### WHAT THIS TASK INVOLVES
Each entry must be printed again without a single change.

(Entries taken from a collection)
[Start of Attachment]

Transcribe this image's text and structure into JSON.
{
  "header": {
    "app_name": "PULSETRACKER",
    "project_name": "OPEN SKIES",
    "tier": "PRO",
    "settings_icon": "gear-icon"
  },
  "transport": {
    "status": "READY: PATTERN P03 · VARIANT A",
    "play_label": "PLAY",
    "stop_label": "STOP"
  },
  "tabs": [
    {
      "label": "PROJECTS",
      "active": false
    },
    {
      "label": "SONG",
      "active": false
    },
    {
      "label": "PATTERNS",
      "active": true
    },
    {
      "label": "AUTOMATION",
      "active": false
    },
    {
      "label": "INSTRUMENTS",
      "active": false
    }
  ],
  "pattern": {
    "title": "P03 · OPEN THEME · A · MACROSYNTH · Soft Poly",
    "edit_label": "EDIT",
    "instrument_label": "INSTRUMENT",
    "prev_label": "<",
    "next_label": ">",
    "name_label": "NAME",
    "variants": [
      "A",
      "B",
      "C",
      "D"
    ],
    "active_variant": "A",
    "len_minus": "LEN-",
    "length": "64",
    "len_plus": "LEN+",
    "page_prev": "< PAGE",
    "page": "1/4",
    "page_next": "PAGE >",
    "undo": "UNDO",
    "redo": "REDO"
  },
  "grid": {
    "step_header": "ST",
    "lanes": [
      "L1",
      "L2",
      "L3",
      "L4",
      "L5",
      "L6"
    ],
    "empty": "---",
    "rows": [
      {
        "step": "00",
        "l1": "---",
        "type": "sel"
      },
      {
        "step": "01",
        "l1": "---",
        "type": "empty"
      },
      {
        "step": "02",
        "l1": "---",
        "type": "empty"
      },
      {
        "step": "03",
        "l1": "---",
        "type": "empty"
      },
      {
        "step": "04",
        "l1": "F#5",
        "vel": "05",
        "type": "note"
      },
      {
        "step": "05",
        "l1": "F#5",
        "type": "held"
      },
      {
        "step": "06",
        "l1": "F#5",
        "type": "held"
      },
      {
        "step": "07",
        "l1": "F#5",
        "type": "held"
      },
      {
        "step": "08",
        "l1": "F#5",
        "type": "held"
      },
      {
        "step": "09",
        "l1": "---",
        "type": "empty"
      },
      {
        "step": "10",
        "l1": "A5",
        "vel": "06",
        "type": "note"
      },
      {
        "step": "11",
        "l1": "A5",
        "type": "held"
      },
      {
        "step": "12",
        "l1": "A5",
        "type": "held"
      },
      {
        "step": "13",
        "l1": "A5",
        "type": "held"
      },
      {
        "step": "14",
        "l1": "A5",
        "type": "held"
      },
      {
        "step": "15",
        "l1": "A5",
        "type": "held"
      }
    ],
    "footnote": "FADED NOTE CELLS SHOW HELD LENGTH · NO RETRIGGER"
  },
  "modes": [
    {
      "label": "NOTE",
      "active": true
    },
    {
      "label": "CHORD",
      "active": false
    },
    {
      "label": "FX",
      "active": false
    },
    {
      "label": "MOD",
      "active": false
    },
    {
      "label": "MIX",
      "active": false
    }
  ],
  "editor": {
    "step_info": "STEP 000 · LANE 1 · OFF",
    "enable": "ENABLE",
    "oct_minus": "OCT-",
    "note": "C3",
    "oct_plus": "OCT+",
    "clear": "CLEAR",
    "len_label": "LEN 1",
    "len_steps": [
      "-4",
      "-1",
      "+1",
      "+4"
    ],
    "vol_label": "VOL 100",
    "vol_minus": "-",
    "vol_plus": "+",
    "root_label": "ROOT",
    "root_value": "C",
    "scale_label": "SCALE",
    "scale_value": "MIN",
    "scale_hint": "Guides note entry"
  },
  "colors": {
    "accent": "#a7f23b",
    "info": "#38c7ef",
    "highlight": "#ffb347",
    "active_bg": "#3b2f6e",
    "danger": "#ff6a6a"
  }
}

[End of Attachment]

### TASK ANSWER
Transcribe this image's text and structure into JSON.
{
  "header": {
    "app_name": "PULSETRACKER",
    "project_name": "OPEN SKIES",
    "tier": "PRO",
    "settings_icon": "gear-icon"
  },
  "transport": {
    "status": "READY: PATTERN P03 · VARIANT A",
    "play_label": "PLAY",
    "stop_label": "STOP"
  },
  "tabs": [
    {
      "label": "PROJECTS",
      "active": false
    },
    {
      "label": "SONG",
      "active": false
    },
    {
      "label": "PATTERNS",
      "active": true
    },
    {
      "label": "AUTOMATION",
      "active": false
    },
    {
      "label": "INSTRUMENTS",
      "active": false
    }
  ],
  "pattern": {
    "title": "P03 · OPEN THEME · A · MACROSYNTH · Soft Poly",
    "edit_label": "EDIT",
    "instrument_label": "INSTRUMENT",
    "prev_label": "<",
    "next_label": ">",
    "name_label": "NAME",
    "variants": [
      "A",
      "B",
      "C",
      "D"
    ],
    "active_variant": "A",
    "len_minus": "LEN-",
    "length": "64",
    "len_plus": "LEN+",
    "page_prev": "< PAGE",
    "page": "1/4",
    "page_next": "PAGE >",
    "undo": "UNDO",
    "redo": "REDO"
  },
  "grid": {
    "step_header": "ST",
    "lanes": [
      "L1",
      "L2",
      "L3",
      "L4",
      "L5",
      "L6"
    ],
    "empty": "---",
    "rows": [
      {
        "step": "00",
        "l1": "---",
        "type": "sel"
      },
      {
        "step": "01",
        "l1": "---",
        "type": "empty"
      },
      {
        "step": "02",
        "l1": "---",
        "type": "empty"
      },
      {
        "step": "03",
        "l1": "---",
        "type": "empty"
      },
      {
        "step": "04",
        "l1": "F#5",
        "vel": "05",
        "type": "note"
      },
      {
        "step": "05",
        "l1": "F#5",
        "type": "held"
      },
      {
        "step": "06",
        "l1": "F#5",
        "type": "held"
      },
      {
        "step": "07",
        "l1": "F#5",
        "type": "held"
      },
      {
        "step": "08",
        "l1": "F#5",
        "type": "held"
      },
      {
        "step": "09",
        "l1": "---",
        "type": "empty"
      },
      {
        "step": "10",
        "l1": "A5",
        "vel": "06",
        "type": "note"
      },
      {
        "step": "11",
        "l1": "A5",
        "type": "held"
      },
      {
        "step": "12",
        "l1": "A5",
        "type": "held"
      },
      {
        "step": "13",
        "l1": "A5",
        "type": "held"
      },
      {
        "step": "14",
        "l1": "A5",
        "type": "held"
      },
      {
        "step": "15",
        "l1": "A5",
        "type": "held"
      }
    ],
    "footnote": "FADED NOTE CELLS SHOW HELD LENGTH · NO RETRIGGER"
  },
  "modes": [
    {
      "label": "NOTE",
      "active": true
    },
    {
      "label": "CHORD",
      "active": false
    },
    {
      "label": "FX",
      "active": false
    },
    {
      "label": "MOD",
      "active": false
    },
    {
      "label": "MIX",
      "active": false
    }
  ],
  "editor": {
    "step_info": "STEP 000 · LANE 1 · OFF",
    "enable": "ENABLE",
    "oct_minus": "OCT-",
    "note": "C3",
    "oct_plus": "OCT+",
    "clear": "CLEAR",
    "len_label": "LEN 1",
    "len_steps": [
      "-4",
      "-1",
      "+1",
      "+4"
    ],
    "vol_label": "VOL 100",
    "vol_minus": "-",
    "vol_plus": "+",
    "root_label": "ROOT",
    "root_value": "C",
    "scale_label": "SCALE",
    "scale_value": "MIN",
    "scale_hint": "Guides note entry"
  },
  "colors": {
    "accent": "#a7f23b",
    "info": "#38c7ef",
    "highlight": "#ffb347",
    "active_bg": "#3b2f6e",
    "danger": "#ff6a6a"
  }
}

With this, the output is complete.